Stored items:

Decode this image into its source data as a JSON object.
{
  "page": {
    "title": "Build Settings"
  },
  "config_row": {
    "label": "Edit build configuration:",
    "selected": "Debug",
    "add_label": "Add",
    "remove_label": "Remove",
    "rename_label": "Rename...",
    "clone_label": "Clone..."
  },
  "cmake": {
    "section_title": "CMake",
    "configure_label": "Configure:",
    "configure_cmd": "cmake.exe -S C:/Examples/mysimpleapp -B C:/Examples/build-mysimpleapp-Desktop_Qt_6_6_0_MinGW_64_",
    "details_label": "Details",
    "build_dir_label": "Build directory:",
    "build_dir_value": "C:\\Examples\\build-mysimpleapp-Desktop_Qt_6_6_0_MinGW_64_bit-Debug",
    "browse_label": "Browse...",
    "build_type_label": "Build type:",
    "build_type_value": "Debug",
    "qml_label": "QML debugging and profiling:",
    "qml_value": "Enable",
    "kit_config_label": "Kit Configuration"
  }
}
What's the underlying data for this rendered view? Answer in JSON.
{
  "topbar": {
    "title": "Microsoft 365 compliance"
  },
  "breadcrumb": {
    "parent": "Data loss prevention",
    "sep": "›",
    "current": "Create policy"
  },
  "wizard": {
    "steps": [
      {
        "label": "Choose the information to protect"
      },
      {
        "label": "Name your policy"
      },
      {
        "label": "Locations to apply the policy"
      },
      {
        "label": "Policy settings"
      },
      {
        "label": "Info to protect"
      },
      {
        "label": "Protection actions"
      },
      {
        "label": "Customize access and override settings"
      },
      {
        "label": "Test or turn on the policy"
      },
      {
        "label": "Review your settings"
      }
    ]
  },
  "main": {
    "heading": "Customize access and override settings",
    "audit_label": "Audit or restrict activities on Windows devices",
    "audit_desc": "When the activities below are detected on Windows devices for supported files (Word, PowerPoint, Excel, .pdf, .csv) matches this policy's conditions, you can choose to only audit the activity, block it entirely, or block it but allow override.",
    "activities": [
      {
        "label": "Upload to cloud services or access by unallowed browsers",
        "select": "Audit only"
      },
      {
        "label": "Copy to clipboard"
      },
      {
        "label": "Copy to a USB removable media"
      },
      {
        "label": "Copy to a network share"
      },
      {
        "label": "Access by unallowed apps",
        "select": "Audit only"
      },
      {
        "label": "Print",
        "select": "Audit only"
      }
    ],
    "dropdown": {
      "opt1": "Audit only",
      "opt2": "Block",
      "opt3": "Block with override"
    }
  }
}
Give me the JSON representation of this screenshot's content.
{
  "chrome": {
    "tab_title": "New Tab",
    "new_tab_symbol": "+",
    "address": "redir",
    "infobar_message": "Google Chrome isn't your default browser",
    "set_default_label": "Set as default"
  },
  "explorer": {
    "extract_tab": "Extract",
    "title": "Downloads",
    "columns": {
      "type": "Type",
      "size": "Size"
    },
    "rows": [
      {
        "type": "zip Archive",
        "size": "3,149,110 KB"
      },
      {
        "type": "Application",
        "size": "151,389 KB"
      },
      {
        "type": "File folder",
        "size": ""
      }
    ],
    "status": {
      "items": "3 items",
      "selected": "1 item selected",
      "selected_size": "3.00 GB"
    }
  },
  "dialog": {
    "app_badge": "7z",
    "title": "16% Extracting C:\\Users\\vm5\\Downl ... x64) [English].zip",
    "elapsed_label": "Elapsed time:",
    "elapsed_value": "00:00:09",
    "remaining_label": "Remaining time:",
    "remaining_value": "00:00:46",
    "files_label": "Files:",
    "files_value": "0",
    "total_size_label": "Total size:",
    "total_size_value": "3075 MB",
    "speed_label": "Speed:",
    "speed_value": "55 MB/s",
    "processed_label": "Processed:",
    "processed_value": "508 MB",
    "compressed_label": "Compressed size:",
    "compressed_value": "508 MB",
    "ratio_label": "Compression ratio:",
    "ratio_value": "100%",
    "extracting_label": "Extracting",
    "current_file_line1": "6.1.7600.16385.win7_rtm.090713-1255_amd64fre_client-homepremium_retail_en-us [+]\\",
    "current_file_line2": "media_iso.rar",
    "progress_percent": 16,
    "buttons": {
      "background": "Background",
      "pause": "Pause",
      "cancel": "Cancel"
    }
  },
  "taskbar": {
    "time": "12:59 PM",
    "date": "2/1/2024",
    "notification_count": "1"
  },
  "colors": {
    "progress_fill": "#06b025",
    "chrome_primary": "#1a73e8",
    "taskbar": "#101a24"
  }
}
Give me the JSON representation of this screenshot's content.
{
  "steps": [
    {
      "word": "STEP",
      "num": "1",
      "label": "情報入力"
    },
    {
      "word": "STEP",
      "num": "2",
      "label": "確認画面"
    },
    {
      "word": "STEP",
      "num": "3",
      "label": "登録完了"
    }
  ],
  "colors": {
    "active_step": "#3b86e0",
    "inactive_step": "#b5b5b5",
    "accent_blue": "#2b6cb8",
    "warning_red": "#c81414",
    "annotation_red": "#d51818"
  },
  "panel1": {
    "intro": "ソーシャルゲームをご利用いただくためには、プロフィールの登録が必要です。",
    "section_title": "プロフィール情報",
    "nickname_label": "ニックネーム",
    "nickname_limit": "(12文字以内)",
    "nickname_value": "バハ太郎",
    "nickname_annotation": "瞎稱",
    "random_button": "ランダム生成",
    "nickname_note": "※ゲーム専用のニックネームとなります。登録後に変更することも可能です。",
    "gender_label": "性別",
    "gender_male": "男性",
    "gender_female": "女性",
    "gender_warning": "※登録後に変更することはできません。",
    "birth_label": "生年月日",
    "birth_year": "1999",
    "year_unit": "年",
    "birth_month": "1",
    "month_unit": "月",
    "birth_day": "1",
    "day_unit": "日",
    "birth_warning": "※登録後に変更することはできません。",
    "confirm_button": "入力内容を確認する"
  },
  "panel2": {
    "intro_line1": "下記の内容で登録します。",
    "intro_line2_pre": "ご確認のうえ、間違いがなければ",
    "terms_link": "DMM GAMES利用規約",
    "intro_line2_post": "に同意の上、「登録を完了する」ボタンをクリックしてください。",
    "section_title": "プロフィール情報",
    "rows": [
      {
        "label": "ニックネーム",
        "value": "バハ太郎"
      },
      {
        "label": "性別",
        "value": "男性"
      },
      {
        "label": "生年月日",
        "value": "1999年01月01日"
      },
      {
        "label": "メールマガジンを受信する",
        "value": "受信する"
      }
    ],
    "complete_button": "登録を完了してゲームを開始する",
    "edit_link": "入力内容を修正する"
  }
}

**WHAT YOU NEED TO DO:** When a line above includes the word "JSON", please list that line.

**RESULT BELOW:**
Decode this image into its source data as a JSON object.
What's the underlying data for this rendered view? Answer in JSON.
Give me the JSON representation of this screenshot's content.
Give me the JSON representation of this screenshot's content.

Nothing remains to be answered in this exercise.